Let’s start with the interior. It’s a part that many people seem to love. It radiates the type of resto-mod style of the car, while still being comfortable and practical. The Corbeau front seats and bench rear seat compliment the light tones of the off white door panels. The car came with the stock 510 steering wheel, but Dustin wanted something sportier and more easily handled under intense driving conditions. He replaced the original with a beautiful leather Momo wheel, with a solid NRG adapter. 
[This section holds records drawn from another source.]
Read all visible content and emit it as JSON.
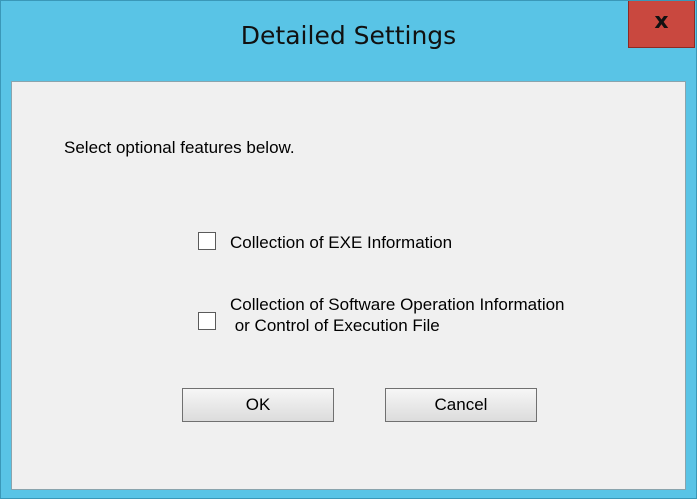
{
  "window": {
    "title": "Detailed Settings",
    "close_label": "x"
  },
  "dialog": {
    "intro": "Select optional features below.",
    "options": [
      {
        "label": "Collection of EXE Information",
        "checked": false
      },
      {
        "label": "Collection of Software Operation Information\n or Control of Execution File",
        "checked": false
      }
    ],
    "ok_label": "OK",
    "cancel_label": "Cancel"
  },
  "colors": {
    "frame": "#59c4e6",
    "close_button": "#c9483f",
    "client_background": "#f0f0f0"
  }
}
The car has changed a lot since Dustin bought it. For both aesthetic and performance purposes, he decided to lower it just a bit. It wasn’t stock height when he got it, but it definitely was missing something. It is lowered on specialty coilovers and camber plates from a local 510 expert and racer, Troy Ermish. When Dustin got the car, one thing he knew was that he didn’t want a stance machine. While he enjoys a slammed car just as much as the next guy, he holds to the idea that these cars aren’t meant to be street sweepers. They aren’t as replaceable as a lot of the cars of today, and it is definitely not cheap or easy to repair body damage and other major issues. “I drive the car a lot,” Dustin says. “It’s both my daily and my weekend car.” This means that he has to be even more careful. 

Owning the 510 has been a journey so far, but you feel a sense of gratification when there are so many people who appreciate your work. That said, if you own an even moderately classic car, you know that it gets a lot of attention. However, if you own a Datsun, it’s on a whole different level. Dustin can’t count the times people have approached him at the gas station, given thumbs up and taken photos on the freeway, and even followed him home just to tell him their stories about the iconic cars. One man on the freeway even went as far as trying to buy the car off of him as they drove side by side. 
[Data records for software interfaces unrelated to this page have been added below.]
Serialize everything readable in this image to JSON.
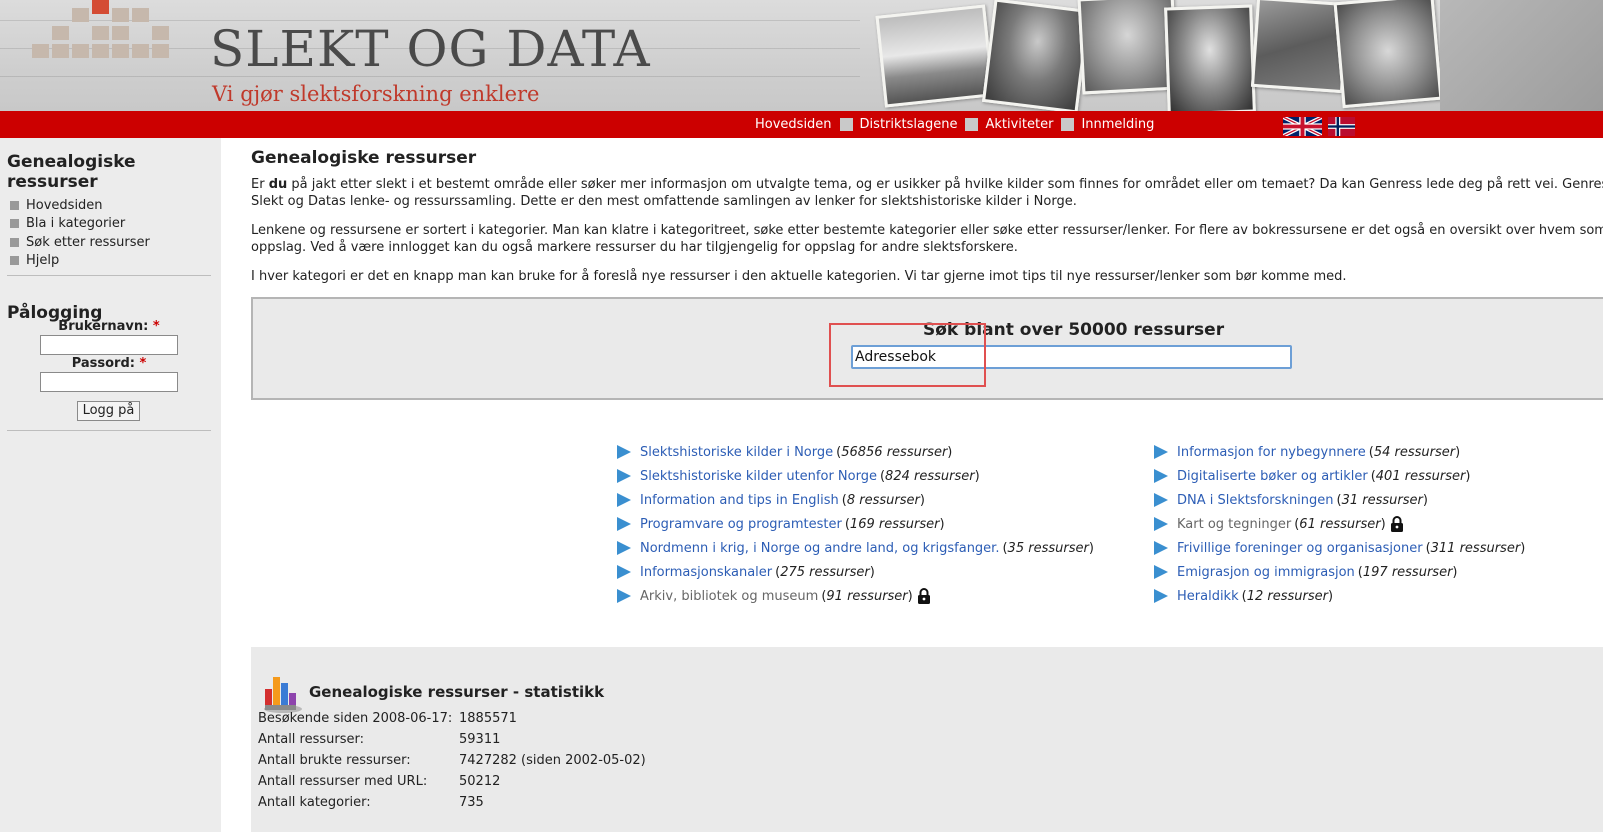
{
  "header": {
    "site_title": "SLEKT OG DATA",
    "tagline": "Vi gjør slektsforskning enklere"
  },
  "nav": {
    "items": [
      "Hovedsiden",
      "Distriktslagene",
      "Aktiviteter",
      "Innmelding"
    ],
    "flags": [
      "uk-flag-icon",
      "norway-flag-icon"
    ]
  },
  "sidebar": {
    "resources_heading": "Genealogiske ressurser",
    "menu": [
      "Hovedsiden",
      "Bla i kategorier",
      "Søk etter ressurser",
      "Hjelp"
    ],
    "login_heading": "Pålogging",
    "username_label": "Brukernavn:",
    "password_label": "Passord:",
    "required_marker": "*",
    "login_button": "Logg på"
  },
  "main": {
    "title": "Genealogiske ressurser",
    "intro_1a": "Er ",
    "intro_1b": "du",
    "intro_1c": " på jakt etter slekt i et bestemt område eller søker mer informasjon om utvalgte tema, og er usikker på hvilke kilder som finnes for området eller om temaet? Da kan Genress lede deg på rett vei. Genress",
    "intro_2": "Slekt og Datas lenke- og ressurssamling. Dette er den mest omfattende samlingen av lenker for slektshistoriske kilder i Norge.",
    "para_2a": "Lenkene og ressursene er sortert i kategorier. Man kan klatre i kategoritreet, søke etter bestemte kategorier eller søke etter ressurser/lenker. For flere av bokressursene er det også en oversikt over hvem som",
    "para_2b": "oppslag. Ved å være innlogget kan du også markere ressurser du har tilgjengelig for oppslag for andre slektsforskere.",
    "para_3": "I hver kategori er det en knapp man kan bruke for å foreslå nye ressurser i den aktuelle kategorien. Vi tar gjerne imot tips til nye ressurser/lenker som bør komme med."
  },
  "search": {
    "heading": "Søk blant over 50000 ressurser",
    "value": "Adressebok"
  },
  "categories": {
    "left": [
      {
        "label": "Slektshistoriske kilder i Norge",
        "count": "56856 ressurser",
        "locked": false
      },
      {
        "label": "Slektshistoriske kilder utenfor Norge",
        "count": "824 ressurser",
        "locked": false
      },
      {
        "label": "Information and tips in English",
        "count": "8 ressurser",
        "locked": false
      },
      {
        "label": "Programvare og programtester",
        "count": "169 ressurser",
        "locked": false
      },
      {
        "label": "Nordmenn i krig, i Norge og andre land, og krigsfanger.",
        "count": "35 ressurser",
        "locked": false
      },
      {
        "label": "Informasjonskanaler",
        "count": "275 ressurser",
        "locked": false
      },
      {
        "label": "Arkiv, bibliotek og museum",
        "count": "91 ressurser",
        "locked": true
      }
    ],
    "right": [
      {
        "label": "Informasjon for nybegynnere",
        "count": "54 ressurser",
        "locked": false
      },
      {
        "label": "Digitaliserte bøker og artikler",
        "count": "401 ressurser",
        "locked": false
      },
      {
        "label": "DNA i Slektsforskningen",
        "count": "31 ressurser",
        "locked": false
      },
      {
        "label": "Kart og tegninger",
        "count": "61 ressurser",
        "locked": true
      },
      {
        "label": "Frivillige foreninger og organisasjoner",
        "count": "311 ressurser",
        "locked": false
      },
      {
        "label": "Emigrasjon og immigrasjon",
        "count": "197 ressurser",
        "locked": false
      },
      {
        "label": "Heraldikk",
        "count": "12 ressurser",
        "locked": false
      }
    ]
  },
  "stats": {
    "title": "Genealogiske ressurser - statistikk",
    "rows": [
      {
        "label": "Besøkende siden 2008-06-17:",
        "value": "1885571"
      },
      {
        "label": "Antall ressurser:",
        "value": "59311"
      },
      {
        "label": "Antall brukte ressurser:",
        "value": "7427282 (siden 2002-05-02)"
      },
      {
        "label": "Antall ressurser med URL:",
        "value": "50212"
      },
      {
        "label": "Antall kategorier:",
        "value": "735"
      }
    ]
  },
  "colors": {
    "nav_red": "#cc0000",
    "link_blue": "#2c5db5",
    "arrow_blue": "#3a8fd0",
    "tagline_red": "#c0392b",
    "highlight_red": "#e05050"
  }
}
Dustin has the Dime’s future all mapped out. In addition to different wheels, he is also going to invest in a big brake kit, as well as eventually repainting it. There are other plans in the works, but we have to keep a little mystery. Over the course of his life with this car, I have seen him smile harder than anyone, and at the same time, curse it to no end. That’s the nature of building a car, though. What matters is whether or not it truly makes you happy at the end of the day. If it does, then you’re on the right track.  

 

 

Words and photos by: Courtney Cutchen

www.courtneycutchenphotography.com